Gender parity programs [recommendation #2] and educating about stereotyping [recommendation #4] are ideas that have been around a very very long time. Glass ceiling action plans and succession plans [recommendations #5 and #6] have been tried and, frankly have failed, for the past 20 years. If these ideas had worked by now, women would already be at parity among top executive ranks and on boards of directors. But, we only find women in large numbers on nonprofit boards and in nonprofit executive ranks. So, we better figure out why women prefer those options rather than the for-profit options.

Women and minorities "want" corporations to hire them as leaders in direct proportion to their physical presence in the marketplace [recommendation #7]. The belief that one is "entitled" to a position because of one's share of the market smacks of quotas. We know quotas have not been well supported, politically or economically, in the American marketplace.
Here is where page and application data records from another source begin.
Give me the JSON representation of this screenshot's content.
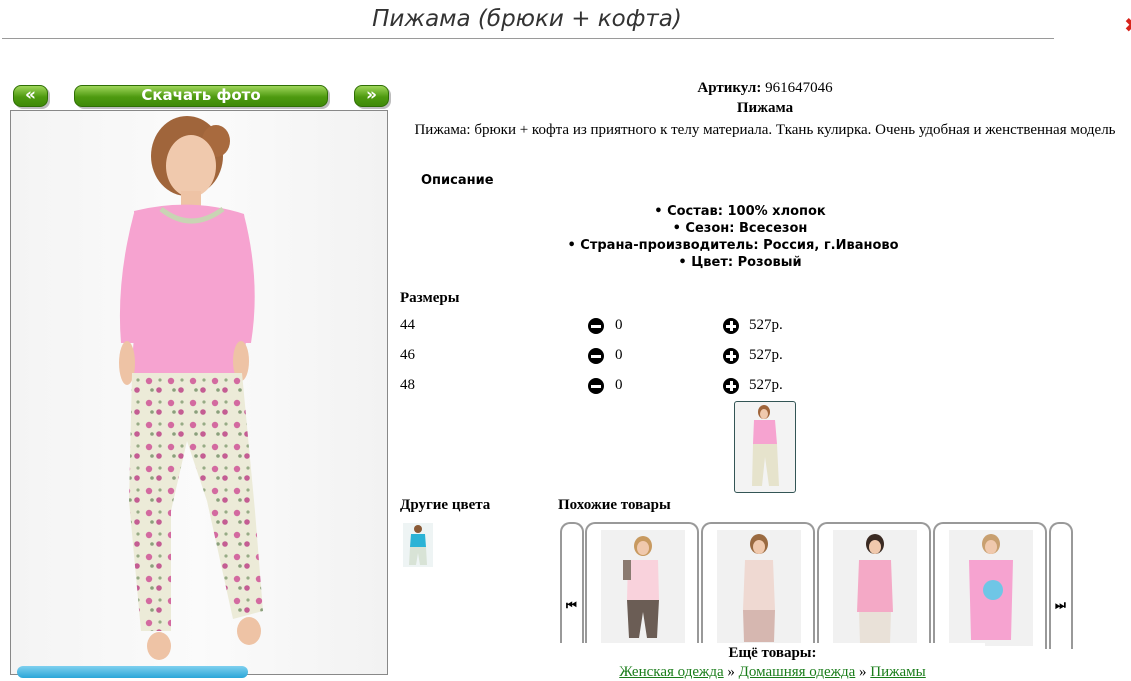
{
  "header": {
    "title": "Пижама (брюки + кофта)",
    "close_icon": "close-icon",
    "close_color": "#d8241c"
  },
  "gallery": {
    "prev_label": "«",
    "download_label": "Скачать фото",
    "next_label": "»",
    "button_color": "#4e9a10"
  },
  "product": {
    "article_label": "Артикул:",
    "article_value": "961647046",
    "name": "Пижама",
    "description": "Пижама: брюки + кофта из приятного к телу материала. Ткань кулирка. Очень удобная и женственная модель",
    "details_heading": "Описание",
    "features": [
      "Состав: 100% хлопок",
      "Сезон: Всесезон",
      "Страна-производитель: Россия, г.Иваново",
      "Цвет: Розовый"
    ]
  },
  "sizes": {
    "heading": "Размеры",
    "rows": [
      {
        "size": "44",
        "qty": "0",
        "price": "527р."
      },
      {
        "size": "46",
        "qty": "0",
        "price": "527р."
      },
      {
        "size": "48",
        "qty": "0",
        "price": "527р."
      }
    ]
  },
  "other_colors": {
    "heading": "Другие цвета"
  },
  "similar": {
    "heading": "Похожие товары",
    "prev_icon": "skip-previous-icon",
    "next_icon": "skip-next-icon",
    "items_count": 4
  },
  "more": {
    "heading": "Ещё товары:",
    "crumbs": [
      "Женская одежда",
      "Домашняя одежда",
      "Пижамы"
    ],
    "separator": " » ",
    "link_color": "#1a7d1a"
  }
}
We can agree that consumers, shareholders, and employees feel and work better when the tone at the top is heterogeneous and capable of comprehending diversity of markets, workforce, and investment. Those same audiences know when tokenism has placed incompetence at the top for the sake of political correctness. And very few people like incompetent tokens -- we all want capable leaders, first and foremost.

Competent diversity does not translated into a mandate that corporations arbitrarily select one from this bin, one from that bin, and one from every other possible ethnic, religious, or whatever special interest bin that is out there in the marketplace. It does mean a mandate to look for talent in all corners of the marketplace. If competent women are there, they need to make themselves known and available to perform as the marketplace requires -- just like anyone else.
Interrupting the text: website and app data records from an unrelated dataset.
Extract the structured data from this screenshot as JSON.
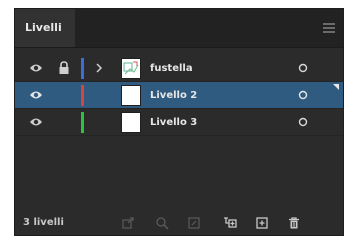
{
  "panel": {
    "tab_label": "Livelli",
    "menu_icon": "panel-menu-icon"
  },
  "layers": [
    {
      "name": "fustella",
      "color": "#3a6fd8",
      "visible": true,
      "locked": true,
      "expandable": true,
      "selected": false,
      "thumbnail": "artwork-thumbnail"
    },
    {
      "name": "Livello 2",
      "color": "#d9453a",
      "visible": true,
      "locked": false,
      "expandable": false,
      "selected": true,
      "thumbnail": "blank-thumbnail"
    },
    {
      "name": "Livello 3",
      "color": "#2cc43a",
      "visible": true,
      "locked": false,
      "expandable": false,
      "selected": false,
      "thumbnail": "blank-thumbnail"
    }
  ],
  "footer": {
    "count_label": "3 livelli",
    "icons": [
      "export-icon",
      "locate-object-icon",
      "clipping-mask-icon",
      "new-sublayer-icon",
      "new-layer-icon",
      "delete-icon"
    ]
  },
  "colors": {
    "panel_bg": "#2b2b2b",
    "selected_row": "#2f5b80",
    "text": "#e6e6e6"
  }
}
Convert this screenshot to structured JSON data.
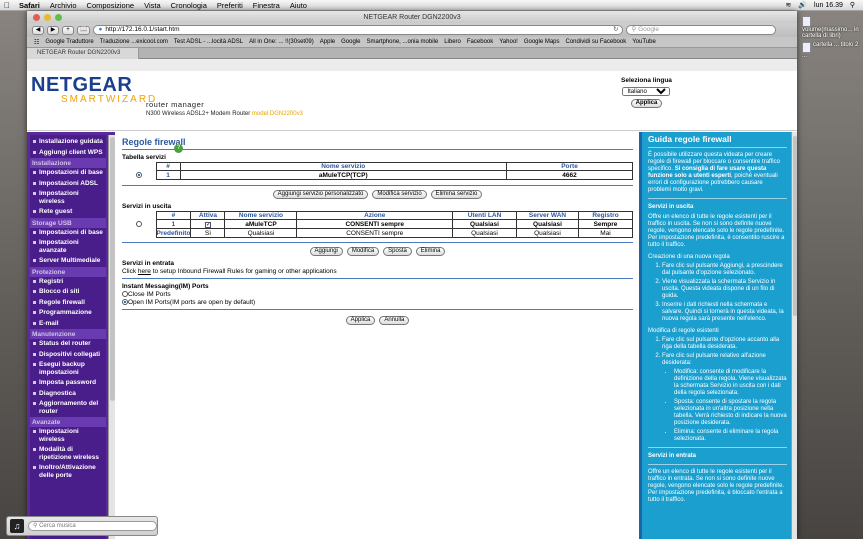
{
  "menubar": {
    "apple": "",
    "app": "Safari",
    "items": [
      "Archivio",
      "Composizione",
      "Vista",
      "Cronologia",
      "Preferiti",
      "Finestra",
      "Aiuto"
    ],
    "clock": "lun 16.39"
  },
  "desktop": {
    "icons": [
      "volume(massimo... in cartella di libri)",
      "cartella ... titolo 2 ...",
      "cartella ... titolo 2 ... cartella"
    ]
  },
  "browser": {
    "window_title": "NETGEAR Router DGN2200v3",
    "url": "http://172.16.0.1/start.htm",
    "search_placeholder": "Google",
    "bookmarks": [
      "Google Traduttore",
      "Traduzione ...exicool.com",
      "Test ADSL - ...locità ADSL",
      "All in One: ... !!(30set09)",
      "Apple",
      "Google",
      "Smartphone, ...onia mobile",
      "Libero",
      "Facebook",
      "Yahoo!",
      "Google Maps",
      "Condividi su Facebook",
      "YouTube"
    ],
    "tab_label": "NETGEAR Router DGN2200v3"
  },
  "header": {
    "logo_top": "NETGEAR",
    "logo_bottom": "SMARTWIZARD",
    "router_manager": "router manager",
    "model_desc": "N300 Wireless ADSL2+ Modem Router",
    "model_name": "model DGN2200v3",
    "lang_label": "Seleziona lingua",
    "lang_value": "Italiano",
    "apply_label": "Applica"
  },
  "sidebar": {
    "top": [
      "Installazione guidata",
      "Aggiungi client WPS"
    ],
    "sections": [
      {
        "title": "Installazione",
        "items": [
          "Impostazioni di base",
          "Impostazioni ADSL",
          "Impostazioni wireless",
          "Rete guest"
        ]
      },
      {
        "title": "Storage USB",
        "items": [
          "Impostazioni di base",
          "Impostazioni avanzate",
          "Server Multimediale"
        ]
      },
      {
        "title": "Protezione",
        "items": [
          "Registri",
          "Blocco di siti",
          "Regole firewall",
          "Programmazione",
          "E-mail"
        ]
      },
      {
        "title": "Manutenzione",
        "items": [
          "Status del router",
          "Dispositivi collegati",
          "Esegui backup impostazioni",
          "Imposta password",
          "Diagnostica",
          "Aggiornamento del router"
        ]
      },
      {
        "title": "Avanzate",
        "items": [
          "Impostazioni wireless",
          "Modalità di ripetizione wireless",
          "Inoltro/Attivazione delle porte"
        ]
      }
    ]
  },
  "main": {
    "title": "Regole firewall",
    "services_table": {
      "heading": "Tabella servizi",
      "columns": [
        "#",
        "Nome servizio",
        "Porte"
      ],
      "rows": [
        {
          "num": "1",
          "name": "aMuleTCP(TCP)",
          "ports": "4662"
        }
      ]
    },
    "service_buttons": [
      "Aggiungi servizio personalizzato",
      "Modifica servizio",
      "Elimina servizio"
    ],
    "outbound": {
      "heading": "Servizi in uscita",
      "columns": [
        "#",
        "Attiva",
        "Nome servizio",
        "Azione",
        "Utenti LAN",
        "Server WAN",
        "Registro"
      ],
      "rows": [
        {
          "num": "1",
          "active": "✓",
          "name": "aMuleTCP",
          "action": "CONSENTI sempre",
          "lan": "Qualsiasi",
          "wan": "Qualsiasi",
          "log": "Sempre"
        },
        {
          "num": "Predefinito",
          "active": "Sì",
          "name": "Qualsiasi",
          "action": "CONSENTI sempre",
          "lan": "Qualsiasi",
          "wan": "Qualsiasi",
          "log": "Mai"
        }
      ]
    },
    "outbound_buttons": [
      "Aggiungi",
      "Modifica",
      "Sposta",
      "Elimina"
    ],
    "inbound_heading": "Servizi in entrata",
    "inbound_pre": "Click ",
    "inbound_link": "here",
    "inbound_post": " to setup Inbound Firewall Rules for gaming or other applications",
    "im_heading": "Instant Messaging(IM) Ports",
    "im_close": "Close IM Ports",
    "im_open": "Open IM Ports(IM ports are open by default)",
    "apply": "Applica",
    "cancel": "Annulla"
  },
  "help": {
    "title": "Guida regole firewall",
    "intro_a": "È possibile utilizzare questa videata per creare regole di firewall per bloccare o consentire traffico specifico. ",
    "intro_b": "Si consiglia di fare usare questa funzione solo a utenti esperti",
    "intro_c": ", poiché eventuali errori di configurazione potrebbero causare problemi molto gravi.",
    "out_h": "Servizi in uscita",
    "out_p": "Offre un elenco di tutte le regole esistenti per il traffico in uscita. Se non si sono definite nuove regole, vengono elencate solo le regole predefinite. Per impostazione predefinita, è consentito ruscire a tutto il traffico.",
    "create_h": "Creazione di una nuova regola",
    "create_steps": [
      "Fare clic sul pulsante Aggiungi, a prescindere dal pulsante d'opzione selezionato.",
      "Viene visualizzata la schermata Servizio in uscita. Questa videata dispone di un filo di guida.",
      "Inserire i dati richiesti nella schermata e salvare. Quindi si tornerà in questa videata, la nuova regola sarà presente nell'elenco."
    ],
    "edit_h": "Modifica di regole esistenti",
    "edit_steps": [
      "Fare clic sul pulsante d'opzione accanto alla riga della tabella desiderata.",
      "Fare clic sul pulsante relativo all'azione desiderata:"
    ],
    "edit_bullets": [
      "Modifica: consente di modificare la definizione della regola. Viene visualizzata la schermata Servizio in uscita con i dati della regola selezionata.",
      "Sposta: consente di spostare la regola selezionata in un'altra posizione nella tabella. Verrà richiesto di indicare la nuova posizione desiderata.",
      "Elimina: consente di eliminare la regola selezionata."
    ],
    "in_h": "Servizi in entrata",
    "in_p": "Offre un elenco di tutte le regole esistenti per il traffico in entrata. Se non si sono definite nuove regole, vengono elencate solo le regole predefinite. Per impostazione predefinita, è bloccato l'entrata a tutto il traffico."
  },
  "dock": {
    "search_placeholder": "Cerca musica"
  }
}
The nonprofit world could demonstrate a greater ability to develop competent, talented women. The YWCA (Young Women's Christian Association) and the Girl Scouts are two of the largest leadership-advocacy groups focused on females. Yet, they do not rank among the Top 35 Chicago nonprofits. Why not?
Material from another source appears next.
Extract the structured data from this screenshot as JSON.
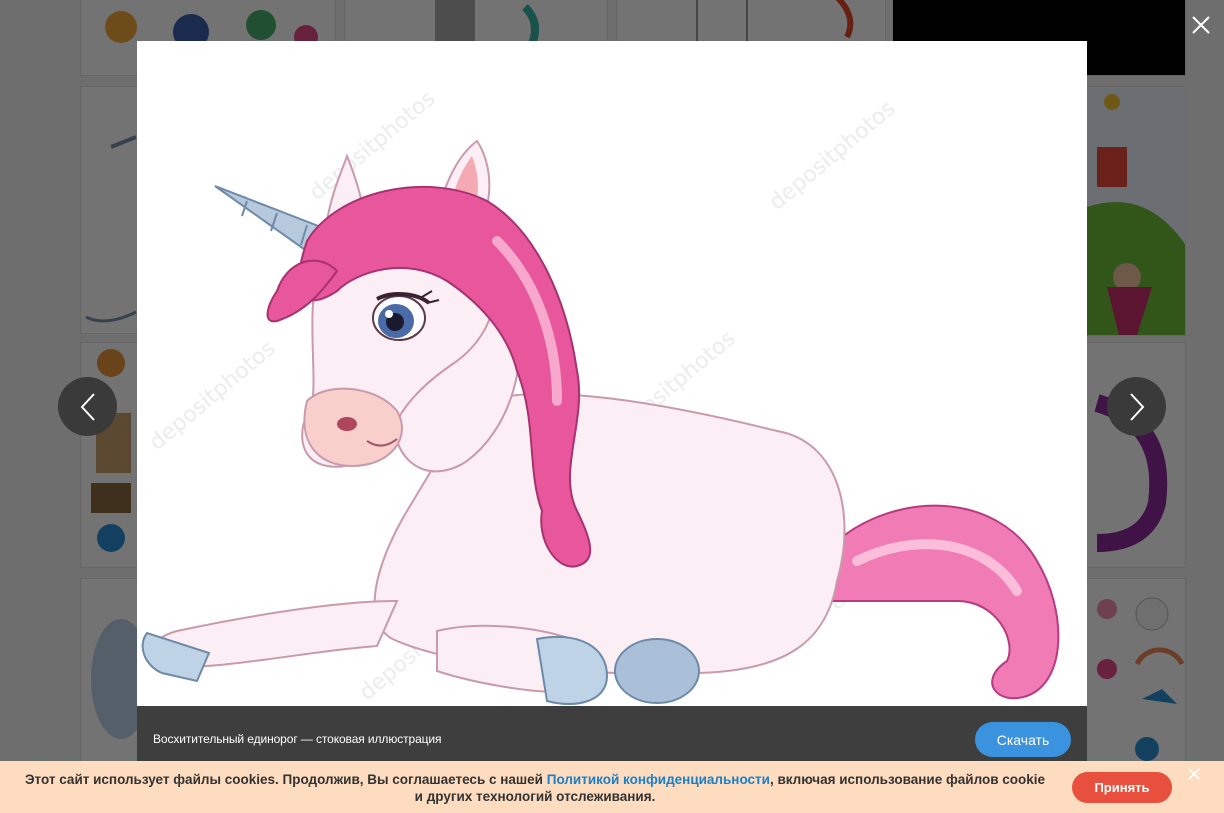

If we follow the recommendations of The Chicago Network, we should also expect that women's leadership organizations will also "Develop metrics and regular reporting to leaders on the progress toward goals" [recommendation #5]. Should we not expect to apply the same performance standards to women's organizations? Are they succeeding? How are we measuring their success? Do we measure nonprofit women's leadership success by the dollar amounts that they have thrown at the problem? Or do we measure their perfomance by "metrics and regular reporting of their results" -- in the development and promotion of women to executive ranks -- everywhere?

The argument is often made that "women value other things" in the marketplace more highly than they do the traditional financial performance measures, as men in corporate life do. If this is the case, what would motivate corporations to turn the keys of their store over to women who don't perceive that the business should succeed by the same profit standards as men expect and as the women who feed at their table also expect?

Most of us all want more women and people of diverse, independent backgrounds to succeed, to make it to the top executive ranks and to make it to top board-level decision-making positions in our economic marketplace. But, this is not a prom where the girls are just waiting to be invited to dance.

This is a marathon where women have to train and condition themselves for the long-distance challenges which they will face. There is no question that women can do this, just as they can run great marathons on a par with the best, play competitive sports like tennis and golf on a par with the best, and lead great companies and organizations -- just like anyone else in this economy.

No excuses -- women can do it. The more important question, today, is whether women WANT this enough to take the action necessary to accomplish their goals.

Note: The statistics and the recommendations are those of The Chicago Network 2005 Census (CHICAGO, Jan. 22, 2006). The interpretation and opinions are entirely mine.